Problem to solve: Please copy out each line of the entries in which "Details" appears.

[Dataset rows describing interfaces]
-*-*-

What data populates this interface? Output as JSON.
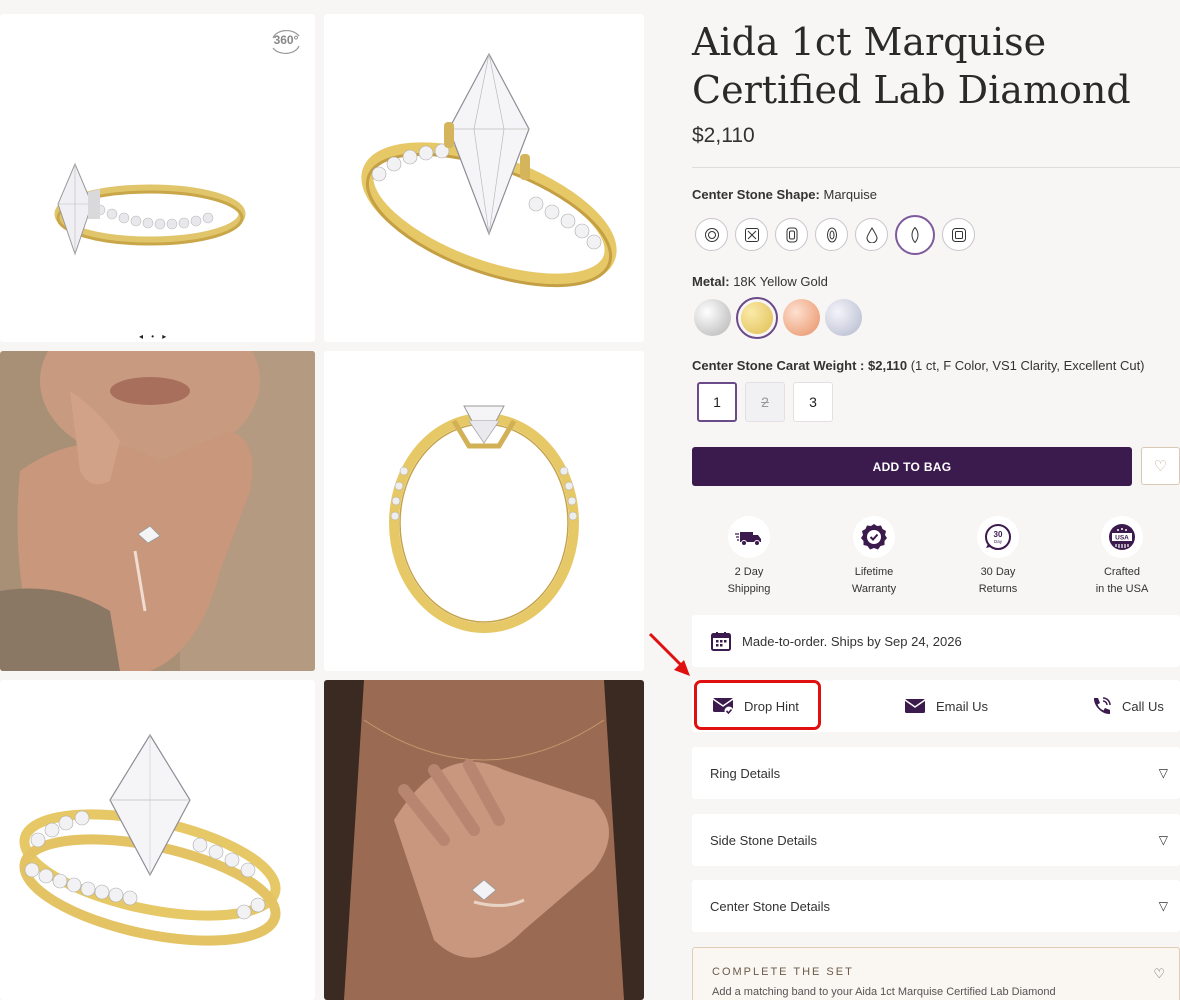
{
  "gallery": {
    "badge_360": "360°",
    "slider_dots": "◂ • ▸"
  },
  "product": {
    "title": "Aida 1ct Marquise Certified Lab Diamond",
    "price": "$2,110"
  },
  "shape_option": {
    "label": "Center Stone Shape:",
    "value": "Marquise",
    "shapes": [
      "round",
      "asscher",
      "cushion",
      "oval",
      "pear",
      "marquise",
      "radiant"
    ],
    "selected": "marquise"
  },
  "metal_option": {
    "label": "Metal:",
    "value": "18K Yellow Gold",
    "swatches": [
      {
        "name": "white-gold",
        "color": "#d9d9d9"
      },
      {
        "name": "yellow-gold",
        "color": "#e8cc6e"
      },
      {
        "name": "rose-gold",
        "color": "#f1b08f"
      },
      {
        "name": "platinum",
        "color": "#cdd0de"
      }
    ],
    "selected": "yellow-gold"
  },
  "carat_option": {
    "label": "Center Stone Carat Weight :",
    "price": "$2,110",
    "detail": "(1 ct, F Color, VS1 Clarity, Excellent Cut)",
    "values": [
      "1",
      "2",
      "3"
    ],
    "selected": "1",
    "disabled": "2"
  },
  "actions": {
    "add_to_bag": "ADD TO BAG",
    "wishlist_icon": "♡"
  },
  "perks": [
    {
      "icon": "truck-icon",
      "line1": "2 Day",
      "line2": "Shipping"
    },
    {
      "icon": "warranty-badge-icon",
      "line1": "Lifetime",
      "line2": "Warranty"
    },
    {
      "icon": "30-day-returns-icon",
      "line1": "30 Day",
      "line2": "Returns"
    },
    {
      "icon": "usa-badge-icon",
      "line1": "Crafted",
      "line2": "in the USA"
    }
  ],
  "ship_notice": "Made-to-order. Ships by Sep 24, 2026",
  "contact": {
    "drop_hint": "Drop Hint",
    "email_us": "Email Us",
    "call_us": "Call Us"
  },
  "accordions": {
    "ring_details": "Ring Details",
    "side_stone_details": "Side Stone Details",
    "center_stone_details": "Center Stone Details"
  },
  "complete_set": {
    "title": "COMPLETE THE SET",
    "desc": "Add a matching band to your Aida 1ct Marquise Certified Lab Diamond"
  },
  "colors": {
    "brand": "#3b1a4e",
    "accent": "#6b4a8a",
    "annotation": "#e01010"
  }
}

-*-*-

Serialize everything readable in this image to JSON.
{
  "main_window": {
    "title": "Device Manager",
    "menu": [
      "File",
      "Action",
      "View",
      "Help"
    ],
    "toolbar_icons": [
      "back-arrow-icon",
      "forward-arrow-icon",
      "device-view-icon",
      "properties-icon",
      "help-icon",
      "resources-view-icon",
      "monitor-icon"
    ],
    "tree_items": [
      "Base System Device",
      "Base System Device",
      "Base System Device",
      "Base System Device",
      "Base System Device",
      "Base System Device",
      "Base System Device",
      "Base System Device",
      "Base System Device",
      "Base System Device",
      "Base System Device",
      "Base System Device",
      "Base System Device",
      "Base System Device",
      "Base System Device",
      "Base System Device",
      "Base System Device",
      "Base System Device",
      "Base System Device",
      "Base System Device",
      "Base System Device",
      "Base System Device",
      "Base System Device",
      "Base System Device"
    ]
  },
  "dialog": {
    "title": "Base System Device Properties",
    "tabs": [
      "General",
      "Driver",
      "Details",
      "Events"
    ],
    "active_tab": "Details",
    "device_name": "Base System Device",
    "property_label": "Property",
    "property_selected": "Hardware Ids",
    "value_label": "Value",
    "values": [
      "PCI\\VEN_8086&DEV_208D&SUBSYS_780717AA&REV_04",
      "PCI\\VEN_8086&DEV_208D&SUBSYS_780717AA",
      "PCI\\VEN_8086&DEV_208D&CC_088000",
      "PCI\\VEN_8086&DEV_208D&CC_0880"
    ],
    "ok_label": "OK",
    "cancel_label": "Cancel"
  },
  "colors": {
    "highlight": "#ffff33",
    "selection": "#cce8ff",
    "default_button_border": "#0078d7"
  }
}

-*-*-

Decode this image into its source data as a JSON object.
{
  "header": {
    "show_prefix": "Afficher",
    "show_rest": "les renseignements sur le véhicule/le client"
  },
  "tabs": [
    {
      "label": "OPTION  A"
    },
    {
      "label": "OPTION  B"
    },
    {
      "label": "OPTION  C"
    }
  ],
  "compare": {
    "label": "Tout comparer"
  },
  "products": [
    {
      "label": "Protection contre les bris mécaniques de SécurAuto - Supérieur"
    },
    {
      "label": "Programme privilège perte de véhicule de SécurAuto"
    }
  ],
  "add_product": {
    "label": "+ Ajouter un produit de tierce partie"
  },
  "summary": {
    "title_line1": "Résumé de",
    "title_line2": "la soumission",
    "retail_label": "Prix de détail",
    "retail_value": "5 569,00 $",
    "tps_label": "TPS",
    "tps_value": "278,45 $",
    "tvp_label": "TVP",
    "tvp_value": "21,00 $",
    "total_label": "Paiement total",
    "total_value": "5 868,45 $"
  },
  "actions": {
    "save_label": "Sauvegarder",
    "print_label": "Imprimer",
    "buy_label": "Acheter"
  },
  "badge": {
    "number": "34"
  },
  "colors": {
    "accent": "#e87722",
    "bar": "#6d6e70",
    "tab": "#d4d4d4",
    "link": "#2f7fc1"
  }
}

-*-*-

Completed task:
    "ring_details": "Ring Details",
    "side_stone_details": "Side Stone Details",
    "center_stone_details": "Center Stone Details"
      "Details",
    "active_tab": "Details",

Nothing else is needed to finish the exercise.